Thursday, May 22, 2014

Writing withdrawal

I recently completed and published my tenth book. It took nearly fourteen months working at my computer from three to five hours a day. Seeing the book for sale worldwide is both exhilarating and relieving. I had planned to finish it while on my recent vacation but since I completed it a month ahead of schedule I found myself on vacation with nothing to write.

This has never happened before. I’ve always had a project that I could tweak while sitting on a dock or with my feet in the ocean. I told myself that I would not start a fresh new novel while on vacation because my first drafts tend to consume me for weeks and I wanted to spend time relaxing and enjoying the tropics.

Strange feelings started to happen. I suddenly found myself with an extraordinary amount of free time, like an alcoholic who quits consuming and realizes there are many more lucid hours to the day than ever imagined; time that I would have spent writing. I found myself feeling anxious and bored, as if my mind needed my imagination to stimulate it. It didn’t feel normal when I sat on the dock or dipped my feet in the ocean. There was something missing.
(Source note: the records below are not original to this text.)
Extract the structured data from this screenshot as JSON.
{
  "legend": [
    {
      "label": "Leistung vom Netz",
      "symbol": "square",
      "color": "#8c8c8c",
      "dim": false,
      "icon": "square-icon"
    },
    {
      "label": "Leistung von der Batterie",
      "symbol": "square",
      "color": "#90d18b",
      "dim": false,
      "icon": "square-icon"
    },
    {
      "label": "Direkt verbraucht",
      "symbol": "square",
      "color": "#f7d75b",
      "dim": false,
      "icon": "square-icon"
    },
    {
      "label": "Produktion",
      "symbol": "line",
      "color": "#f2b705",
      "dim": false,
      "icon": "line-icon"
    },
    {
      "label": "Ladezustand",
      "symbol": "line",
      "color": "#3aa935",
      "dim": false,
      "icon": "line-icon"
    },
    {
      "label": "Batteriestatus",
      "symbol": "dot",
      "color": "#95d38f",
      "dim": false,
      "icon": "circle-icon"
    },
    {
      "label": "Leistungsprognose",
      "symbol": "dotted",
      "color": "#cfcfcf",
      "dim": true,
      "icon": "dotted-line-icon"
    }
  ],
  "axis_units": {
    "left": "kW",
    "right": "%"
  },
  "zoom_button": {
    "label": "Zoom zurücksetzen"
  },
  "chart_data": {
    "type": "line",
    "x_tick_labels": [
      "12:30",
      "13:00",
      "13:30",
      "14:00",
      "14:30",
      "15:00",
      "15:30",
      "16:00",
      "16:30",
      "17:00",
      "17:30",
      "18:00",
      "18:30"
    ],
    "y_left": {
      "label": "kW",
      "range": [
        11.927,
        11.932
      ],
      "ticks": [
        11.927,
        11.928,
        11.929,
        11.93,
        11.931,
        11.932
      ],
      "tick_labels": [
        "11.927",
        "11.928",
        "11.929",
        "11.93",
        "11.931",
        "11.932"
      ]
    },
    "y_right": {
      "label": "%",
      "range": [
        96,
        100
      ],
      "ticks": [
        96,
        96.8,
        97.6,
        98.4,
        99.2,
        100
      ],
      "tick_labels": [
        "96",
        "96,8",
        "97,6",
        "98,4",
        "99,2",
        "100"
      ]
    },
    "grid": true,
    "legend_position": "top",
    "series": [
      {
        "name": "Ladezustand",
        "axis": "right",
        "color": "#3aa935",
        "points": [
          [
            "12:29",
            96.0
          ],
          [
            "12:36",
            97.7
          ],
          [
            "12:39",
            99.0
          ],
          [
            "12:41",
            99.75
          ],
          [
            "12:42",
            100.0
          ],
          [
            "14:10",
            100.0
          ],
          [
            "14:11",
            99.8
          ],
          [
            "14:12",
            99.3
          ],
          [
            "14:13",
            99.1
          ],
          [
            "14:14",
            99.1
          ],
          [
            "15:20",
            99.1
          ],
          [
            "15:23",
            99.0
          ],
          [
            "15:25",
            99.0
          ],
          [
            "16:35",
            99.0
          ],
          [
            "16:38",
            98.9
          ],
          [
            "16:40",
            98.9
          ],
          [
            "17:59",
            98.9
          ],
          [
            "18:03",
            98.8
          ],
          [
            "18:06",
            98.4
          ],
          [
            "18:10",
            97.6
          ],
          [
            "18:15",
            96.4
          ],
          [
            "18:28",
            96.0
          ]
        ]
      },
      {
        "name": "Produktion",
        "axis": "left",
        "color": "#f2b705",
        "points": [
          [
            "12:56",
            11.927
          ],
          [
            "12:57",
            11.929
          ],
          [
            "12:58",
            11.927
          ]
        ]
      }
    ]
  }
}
I’d go to sleep feeling like I hadn’t really accomplished anything that day.

After spending decades writing feverishly I discovered that not writing was actually psychologically painful; withdrawal from a narcotic unreality. While I thought that not writing would have freed me up to enjoy more of the real world I found just the opposite. I enjoyed doing these things because I could write while doing them. Writing for me is not a burden, or a chore, it is a necessity of my life.

Though I spend many hours marketing and promoting my material (you can check out all my advice, experience, and tips on this subject on my blog) to sell books and get noticed, I realized on this recent vacation that none that recognition really means anything in the end. Whether people read my books or not, I cannot not write. It’s a part of me.